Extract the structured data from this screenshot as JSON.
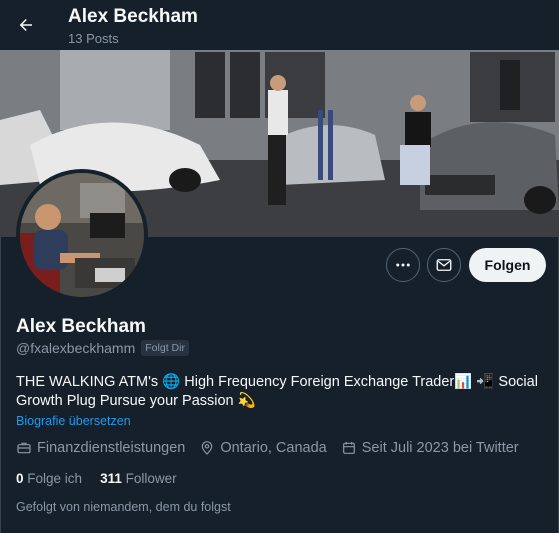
{
  "topbar": {
    "title": "Alex Beckham",
    "post_count": "13 Posts"
  },
  "profile": {
    "name": "Alex Beckham",
    "handle": "@fxalexbeckhamm",
    "follows_you_badge": "Folgt Dir",
    "bio_text": "THE WALKING ATM's 🌐 High Frequency Foreign Exchange Trader📊 📲 Social Growth Plug Pursue your Passion 💫",
    "translate_link": "Biografie übersetzen",
    "category": "Finanzdienstleistungen",
    "location": "Ontario, Canada",
    "joined": "Seit Juli 2023 bei Twitter",
    "following_count": "0",
    "following_label": "Folge ich",
    "followers_count": "311",
    "followers_label": "Follower",
    "followed_by": "Gefolgt von niemandem, dem du folgst"
  },
  "actions": {
    "follow_label": "Folgen",
    "more_icon": "more-dots-icon",
    "message_icon": "envelope-icon"
  },
  "colors": {
    "background": "#15202b",
    "accent": "#1d9bf0",
    "secondary_text": "#8b98a5",
    "follow_button_bg": "#eff3f4"
  }
}
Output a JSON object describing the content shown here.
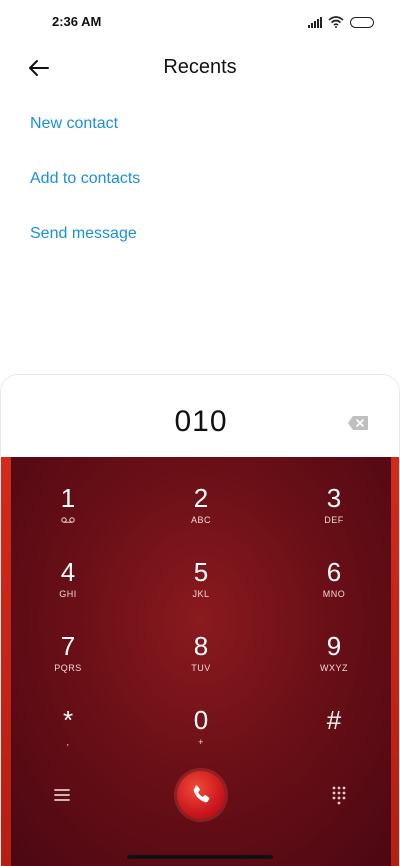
{
  "status_bar": {
    "time": "2:36 AM"
  },
  "header": {
    "title": "Recents",
    "back_icon": "arrow-left-icon"
  },
  "actions": [
    {
      "label": "New contact"
    },
    {
      "label": "Add to contacts"
    },
    {
      "label": "Send message"
    }
  ],
  "dialer": {
    "number": "010",
    "backspace_icon": "backspace-icon",
    "keys": [
      {
        "digit": "1",
        "letters": ""
      },
      {
        "digit": "2",
        "letters": "ABC"
      },
      {
        "digit": "3",
        "letters": "DEF"
      },
      {
        "digit": "4",
        "letters": "GHI"
      },
      {
        "digit": "5",
        "letters": "JKL"
      },
      {
        "digit": "6",
        "letters": "MNO"
      },
      {
        "digit": "7",
        "letters": "PQRS"
      },
      {
        "digit": "8",
        "letters": "TUV"
      },
      {
        "digit": "9",
        "letters": "WXYZ"
      },
      {
        "digit": "*",
        "letters": ","
      },
      {
        "digit": "0",
        "letters": "+"
      },
      {
        "digit": "#",
        "letters": ""
      }
    ],
    "menu_icon": "menu-icon",
    "call_icon": "phone-icon",
    "keypad_icon": "dialpad-icon"
  },
  "colors": {
    "link": "#1a8fe0",
    "keypad_bg": "#6a0f17",
    "call_button": "#d0141a"
  }
}
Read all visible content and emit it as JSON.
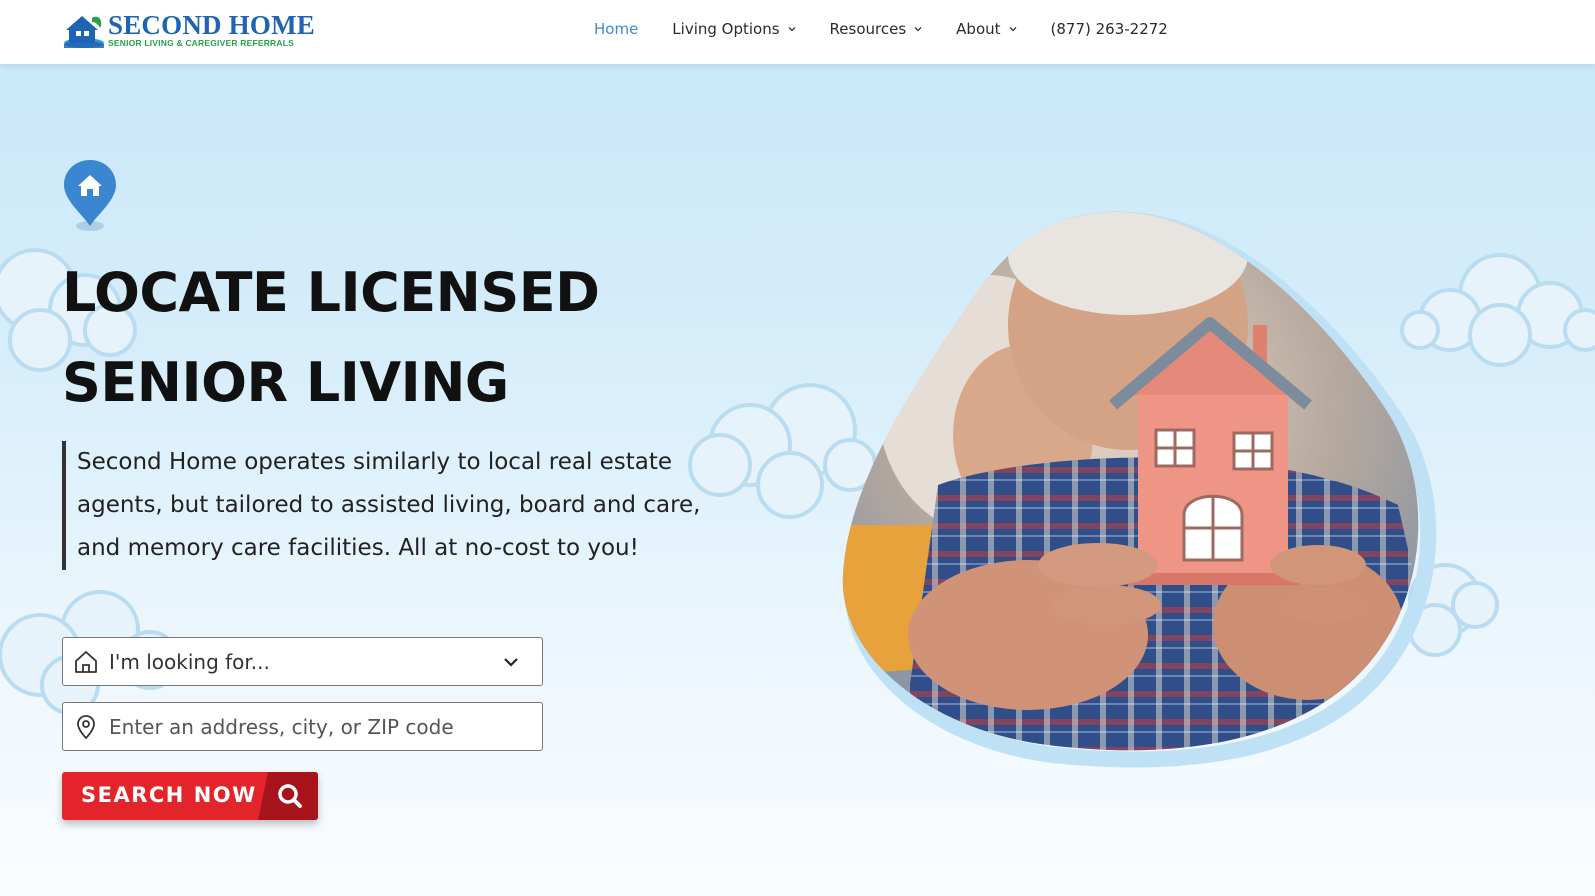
{
  "brand": {
    "name": "SECOND HOME",
    "tagline": "SENIOR LIVING & CAREGIVER REFERRALS"
  },
  "nav": {
    "items": [
      {
        "label": "Home",
        "active": true
      },
      {
        "label": "Living Options",
        "has_dropdown": true
      },
      {
        "label": "Resources",
        "has_dropdown": true
      },
      {
        "label": "About",
        "has_dropdown": true
      },
      {
        "label": "(877) 263-2272"
      }
    ]
  },
  "hero": {
    "headline_line1": "LOCATE LICENSED",
    "headline_line2": "SENIOR LIVING",
    "description": "Second Home operates similarly to local real estate agents, but tailored to assisted living, board and care, and memory care facilities. All at no-cost to you!",
    "select_placeholder": "I'm looking for...",
    "address_placeholder": "Enter an address, city, or ZIP code",
    "search_label": "SEARCH NOW"
  },
  "icons": {
    "pin": "home-pin-icon",
    "select": "house-outline-icon",
    "address": "location-pin-icon",
    "dropdown": "chevron-down-icon",
    "search": "search-icon"
  },
  "colors": {
    "accent_blue": "#3a8ed0",
    "button_red": "#e3242b",
    "logo_blue": "#1e63b4",
    "logo_green": "#27a24a"
  }
}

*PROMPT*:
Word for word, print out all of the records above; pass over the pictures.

*REPLY*:
Extract the structured data from this screenshot as JSON.
{
  "topbar": {
    "title": "Alex Beckham",
    "post_count": "13 Posts"
  },
  "profile": {
    "name": "Alex Beckham",
    "handle": "@fxalexbeckhamm",
    "follows_you_badge": "Folgt Dir",
    "bio_text": "THE WALKING ATM's 🌐 High Frequency Foreign Exchange Trader📊 📲 Social Growth Plug Pursue your Passion 💫",
    "translate_link": "Biografie übersetzen",
    "category": "Finanzdienstleistungen",
    "location": "Ontario, Canada",
    "joined": "Seit Juli 2023 bei Twitter",
    "following_count": "0",
    "following_label": "Folge ich",
    "followers_count": "311",
    "followers_label": "Follower",
    "followed_by": "Gefolgt von niemandem, dem du folgst"
  },
  "actions": {
    "follow_label": "Folgen",
    "more_icon": "more-dots-icon",
    "message_icon": "envelope-icon"
  },
  "colors": {
    "background": "#15202b",
    "accent": "#1d9bf0",
    "secondary_text": "#8b98a5",
    "follow_button_bg": "#eff3f4"
  }
}
Output a JSON object describing the content shown here.
{
  "status_bar": {
    "time": "2:36 AM"
  },
  "header": {
    "title": "Recents",
    "back_icon": "arrow-left-icon"
  },
  "actions": [
    {
      "label": "New contact"
    },
    {
      "label": "Add to contacts"
    },
    {
      "label": "Send message"
    }
  ],
  "dialer": {
    "number": "010",
    "backspace_icon": "backspace-icon",
    "keys": [
      {
        "digit": "1",
        "letters": ""
      },
      {
        "digit": "2",
        "letters": "ABC"
      },
      {
        "digit": "3",
        "letters": "DEF"
      },
      {
        "digit": "4",
        "letters": "GHI"
      },
      {
        "digit": "5",
        "letters": "JKL"
      },
      {
        "digit": "6",
        "letters": "MNO"
      },
      {
        "digit": "7",
        "letters": "PQRS"
      },
      {
        "digit": "8",
        "letters": "TUV"
      },
      {
        "digit": "9",
        "letters": "WXYZ"
      },
      {
        "digit": "*",
        "letters": ","
      },
      {
        "digit": "0",
        "letters": "+"
      },
      {
        "digit": "#",
        "letters": ""
      }
    ],
    "menu_icon": "menu-icon",
    "call_icon": "phone-icon",
    "keypad_icon": "dialpad-icon"
  },
  "colors": {
    "link": "#1a8fe0",
    "keypad_bg": "#6a0f17",
    "call_button": "#d0141a"
  }
}
Read all visible content and emit it as JSON.
{
  "brand": {
    "name": "SECOND HOME",
    "tagline": "SENIOR LIVING & CAREGIVER REFERRALS"
  },
  "nav": {
    "items": [
      {
        "label": "Home",
        "active": true
      },
      {
        "label": "Living Options",
        "has_dropdown": true
      },
      {
        "label": "Resources",
        "has_dropdown": true
      },
      {
        "label": "About",
        "has_dropdown": true
      },
      {
        "label": "(877) 263-2272"
      }
    ]
  },
  "hero": {
    "headline_line1": "LOCATE LICENSED",
    "headline_line2": "SENIOR LIVING",
    "description": "Second Home operates similarly to local real estate agents, but tailored to assisted living, board and care, and memory care facilities. All at no-cost to you!",
    "select_placeholder": "I'm looking for...",
    "address_placeholder": "Enter an address, city, or ZIP code",
    "search_label": "SEARCH NOW"
  },
  "icons": {
    "pin": "home-pin-icon",
    "select": "house-outline-icon",
    "address": "location-pin-icon",
    "dropdown": "chevron-down-icon",
    "search": "search-icon"
  },
  "colors": {
    "accent_blue": "#3a8ed0",
    "button_red": "#e3242b",
    "logo_blue": "#1e63b4",
    "logo_green": "#27a24a"
  }
}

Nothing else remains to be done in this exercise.